This is Mr. Weber's talk to students on October 22, 2012.
There’s a famous story about a corporation in Dallas that spent several 100 million dollars building a new corporate headquarters—a 50 story building featuring all the amenities. Besides giving their employees more room, the leaders of the corporation hoped that moving into this new building would improve corporate morale. However, when the big day came for the employees to move in, they realized they had made a terrible mistake. Apparently, the elevator system they installed was too slow, such that all their employees began to complain. It got to the point after several weeks that the leadership began to think the new building was actually hurting morale, and were on the verge of ripping out the brand new elevator system to put in a faster one, which would have cost the company over 10 million dollars.
But before they made that decision, they decided to hire an industrial psychologist to study the problem. The psychologist came to the new building, rode up and down the elevators with employees several times, walked into corporate headquarters and made a suggestion that would only cost the company about $1,000. The company took his advice and from the moment they did, complaining almost completely stopped. The original elevator system is still in use today.
Q. What did the expert suggest?
A. Install mirrors inside the elevators. Once the mirrors were installed, the employees spent so much time primping and inspecting themselves, they forgot all about the slow elevators.
That’s a true story, but there is a kind of parable-like quality to it in terms of what it says about us. It is reminiscent, I believe, of the story of Narcissus from Greek and Roman mythology. You remember the story. Narcissus (Nar-SIS-us) became thirsty and went to drink from a stream. When he saw his reflection in the water, he fell in love with it, not knowing that it was himself. As he bent down to kiss it, it seemed to "run away" and he was heart broken. He grew thirstier but he wouldn't touch the water for fear of damaging his reflection, so he eventually died of thirst and self love, staring at his own reflection.
There is within us, I think, a certain amount “narcissism” –vanity and self-centeredness--that makes us unaware of our surroundings, and certainly unaware of the needs and struggle of others. The “mirror” becomes a kind of symbol of that, and perhaps even a symbol of our society today. We don’t need more mirrors. Instead, we need windows that help us look outward and not inward.
That's why I am pleased to announce that JPII has formalized an arrangement with a Catholic school in France for an exchange program with us, our third exchange program (the others are Loughlin in England and the German exchange with a Muenster Catholic school). Madame Taylor and Mrs. Phillips spent Fall break with the leaders of this school in France to talk through how the program would work and recommended to me that we go forward, and I am delighted to endorse that recommendation. There's no better way to look outward than to immerse ourselves in a foreign culture for 2-3 weeks--so especially if you're taking French here, I hope you will look into that program.
But there are other ways to look outward as well.
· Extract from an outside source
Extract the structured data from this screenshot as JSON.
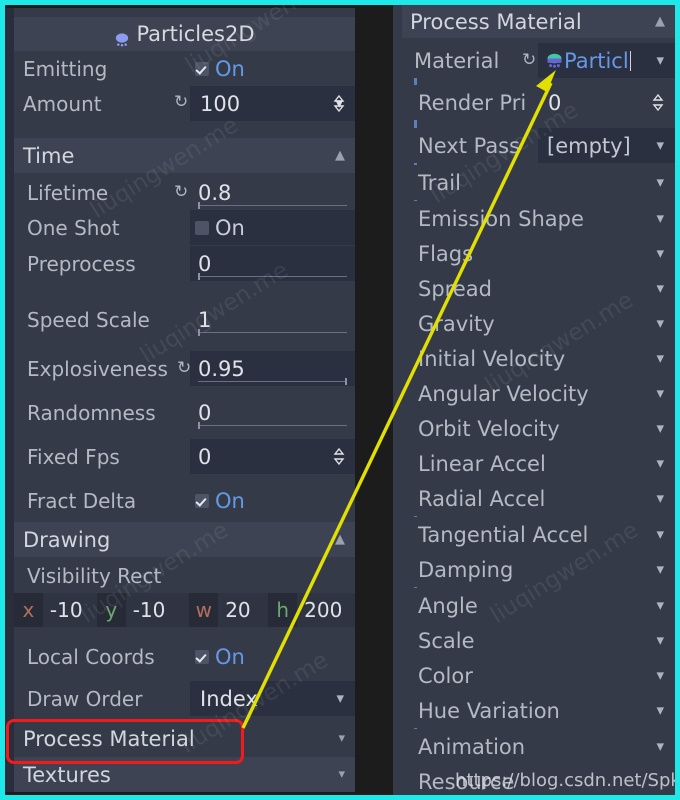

Our Christian service program places us in situations that may be a little uncomfortable to us, but that's a good thing, in that it helps us understand people with less advantages than we have. I like the fact that there's a good mix of faiths in this school--the interplay between Catholics and non-Catholics is something that helps us re-examine our assumptions. The word "respect" means literally to "look at a second time." I like that this student body comes from 21 cities or towns, ten different zip codes, and two different states. Contrary to the way many think, our differences should not lead to intolerance, but to respect, as we are able to re-examine our beliefs a second time while considering the beliefs of others.